*** Opening Provided data ***
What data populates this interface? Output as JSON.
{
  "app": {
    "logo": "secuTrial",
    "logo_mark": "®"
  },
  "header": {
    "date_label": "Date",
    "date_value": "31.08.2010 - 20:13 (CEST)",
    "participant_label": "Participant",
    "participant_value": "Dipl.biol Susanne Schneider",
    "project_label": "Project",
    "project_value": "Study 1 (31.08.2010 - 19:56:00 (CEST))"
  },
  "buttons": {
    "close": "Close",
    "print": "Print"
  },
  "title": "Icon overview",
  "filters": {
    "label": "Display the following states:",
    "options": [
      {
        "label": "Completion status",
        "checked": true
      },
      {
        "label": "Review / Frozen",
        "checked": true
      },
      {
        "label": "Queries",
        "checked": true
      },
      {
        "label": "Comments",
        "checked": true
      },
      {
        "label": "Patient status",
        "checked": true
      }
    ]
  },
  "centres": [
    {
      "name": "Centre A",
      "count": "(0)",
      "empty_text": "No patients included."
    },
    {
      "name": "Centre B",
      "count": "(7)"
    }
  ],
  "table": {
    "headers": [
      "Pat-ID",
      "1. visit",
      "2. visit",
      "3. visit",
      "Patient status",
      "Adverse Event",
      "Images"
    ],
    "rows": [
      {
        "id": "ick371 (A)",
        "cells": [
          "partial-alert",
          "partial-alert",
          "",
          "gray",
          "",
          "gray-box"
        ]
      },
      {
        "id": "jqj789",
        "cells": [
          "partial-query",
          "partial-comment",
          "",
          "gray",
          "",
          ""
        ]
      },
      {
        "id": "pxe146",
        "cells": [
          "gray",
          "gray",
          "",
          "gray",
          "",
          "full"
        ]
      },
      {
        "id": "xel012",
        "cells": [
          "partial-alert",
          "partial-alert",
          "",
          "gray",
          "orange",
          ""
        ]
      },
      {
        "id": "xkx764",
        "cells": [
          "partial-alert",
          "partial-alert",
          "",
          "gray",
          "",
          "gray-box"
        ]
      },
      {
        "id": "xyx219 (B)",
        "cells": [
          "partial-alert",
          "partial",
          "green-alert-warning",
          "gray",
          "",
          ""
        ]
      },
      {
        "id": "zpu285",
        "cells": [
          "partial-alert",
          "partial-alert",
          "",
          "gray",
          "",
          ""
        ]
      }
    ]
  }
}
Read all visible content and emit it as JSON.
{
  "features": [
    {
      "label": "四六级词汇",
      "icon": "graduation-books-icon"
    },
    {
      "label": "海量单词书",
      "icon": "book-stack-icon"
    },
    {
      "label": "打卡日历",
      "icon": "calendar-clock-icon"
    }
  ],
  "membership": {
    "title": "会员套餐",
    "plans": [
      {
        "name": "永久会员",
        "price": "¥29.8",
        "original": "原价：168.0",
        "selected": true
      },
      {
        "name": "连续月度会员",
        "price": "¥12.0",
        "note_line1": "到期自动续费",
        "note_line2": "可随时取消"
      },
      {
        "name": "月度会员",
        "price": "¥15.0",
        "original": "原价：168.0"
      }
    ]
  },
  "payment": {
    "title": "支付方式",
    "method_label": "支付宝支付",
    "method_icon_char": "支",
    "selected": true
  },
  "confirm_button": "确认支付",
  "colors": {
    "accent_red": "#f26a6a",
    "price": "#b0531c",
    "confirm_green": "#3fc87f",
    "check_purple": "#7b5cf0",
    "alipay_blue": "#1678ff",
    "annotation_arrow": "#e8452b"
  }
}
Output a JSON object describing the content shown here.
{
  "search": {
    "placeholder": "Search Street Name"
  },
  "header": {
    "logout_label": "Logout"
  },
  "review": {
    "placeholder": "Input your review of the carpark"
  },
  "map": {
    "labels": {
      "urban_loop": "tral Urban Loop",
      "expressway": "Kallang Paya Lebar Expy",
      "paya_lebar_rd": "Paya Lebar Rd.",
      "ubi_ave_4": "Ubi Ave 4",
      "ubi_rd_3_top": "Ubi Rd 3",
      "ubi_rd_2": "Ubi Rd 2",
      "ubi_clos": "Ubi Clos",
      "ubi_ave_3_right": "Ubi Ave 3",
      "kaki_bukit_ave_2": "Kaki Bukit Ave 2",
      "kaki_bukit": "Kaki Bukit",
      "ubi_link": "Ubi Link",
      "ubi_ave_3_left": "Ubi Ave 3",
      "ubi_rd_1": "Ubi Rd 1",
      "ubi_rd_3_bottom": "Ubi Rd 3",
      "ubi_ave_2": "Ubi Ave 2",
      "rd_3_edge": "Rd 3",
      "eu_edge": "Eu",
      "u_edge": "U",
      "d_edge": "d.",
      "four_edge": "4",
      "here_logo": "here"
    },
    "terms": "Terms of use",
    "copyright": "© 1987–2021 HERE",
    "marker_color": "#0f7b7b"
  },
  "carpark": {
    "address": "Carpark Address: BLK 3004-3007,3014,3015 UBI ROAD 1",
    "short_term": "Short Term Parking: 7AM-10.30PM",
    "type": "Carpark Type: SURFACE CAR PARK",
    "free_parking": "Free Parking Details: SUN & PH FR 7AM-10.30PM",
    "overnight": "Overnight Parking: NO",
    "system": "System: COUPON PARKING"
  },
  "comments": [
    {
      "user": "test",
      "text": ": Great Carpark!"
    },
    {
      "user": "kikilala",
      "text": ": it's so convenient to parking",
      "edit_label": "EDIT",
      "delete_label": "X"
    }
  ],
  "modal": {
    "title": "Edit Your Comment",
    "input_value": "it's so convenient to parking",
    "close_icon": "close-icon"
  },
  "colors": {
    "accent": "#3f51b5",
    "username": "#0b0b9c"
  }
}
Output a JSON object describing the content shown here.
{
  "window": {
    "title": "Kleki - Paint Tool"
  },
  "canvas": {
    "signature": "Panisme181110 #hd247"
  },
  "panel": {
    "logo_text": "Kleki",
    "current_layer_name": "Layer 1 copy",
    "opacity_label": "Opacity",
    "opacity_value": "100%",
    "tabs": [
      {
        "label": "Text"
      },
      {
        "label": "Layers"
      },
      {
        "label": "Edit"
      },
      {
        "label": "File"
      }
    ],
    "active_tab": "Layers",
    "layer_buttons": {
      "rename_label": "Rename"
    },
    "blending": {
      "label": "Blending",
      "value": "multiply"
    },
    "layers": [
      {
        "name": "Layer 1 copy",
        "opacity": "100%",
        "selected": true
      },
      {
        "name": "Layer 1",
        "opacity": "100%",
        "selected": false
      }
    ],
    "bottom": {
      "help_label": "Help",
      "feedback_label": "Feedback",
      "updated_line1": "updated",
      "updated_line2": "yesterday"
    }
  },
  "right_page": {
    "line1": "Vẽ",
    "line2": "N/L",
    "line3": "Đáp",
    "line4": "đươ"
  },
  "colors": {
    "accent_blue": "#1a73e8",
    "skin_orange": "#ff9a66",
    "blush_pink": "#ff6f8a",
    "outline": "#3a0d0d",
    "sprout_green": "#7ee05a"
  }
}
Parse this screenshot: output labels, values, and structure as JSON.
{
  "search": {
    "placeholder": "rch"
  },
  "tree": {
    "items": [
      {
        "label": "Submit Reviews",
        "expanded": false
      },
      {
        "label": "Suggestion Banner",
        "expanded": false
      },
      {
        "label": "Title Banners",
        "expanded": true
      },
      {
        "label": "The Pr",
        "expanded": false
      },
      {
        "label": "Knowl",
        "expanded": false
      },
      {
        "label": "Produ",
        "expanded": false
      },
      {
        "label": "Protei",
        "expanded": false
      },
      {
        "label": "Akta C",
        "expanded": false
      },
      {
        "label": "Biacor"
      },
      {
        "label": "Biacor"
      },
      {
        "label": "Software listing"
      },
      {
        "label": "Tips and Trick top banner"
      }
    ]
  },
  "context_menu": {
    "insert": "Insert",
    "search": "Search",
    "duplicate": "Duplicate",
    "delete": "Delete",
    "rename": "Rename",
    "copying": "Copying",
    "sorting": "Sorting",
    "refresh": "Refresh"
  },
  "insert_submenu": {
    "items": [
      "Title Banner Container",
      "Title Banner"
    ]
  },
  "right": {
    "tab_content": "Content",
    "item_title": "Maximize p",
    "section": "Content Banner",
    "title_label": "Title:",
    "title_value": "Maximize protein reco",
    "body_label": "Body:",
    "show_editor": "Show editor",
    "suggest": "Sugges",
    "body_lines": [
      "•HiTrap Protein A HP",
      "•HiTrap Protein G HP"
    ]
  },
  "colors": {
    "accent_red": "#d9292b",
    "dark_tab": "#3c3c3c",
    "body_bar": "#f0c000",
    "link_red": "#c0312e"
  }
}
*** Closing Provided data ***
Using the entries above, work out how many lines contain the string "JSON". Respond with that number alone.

5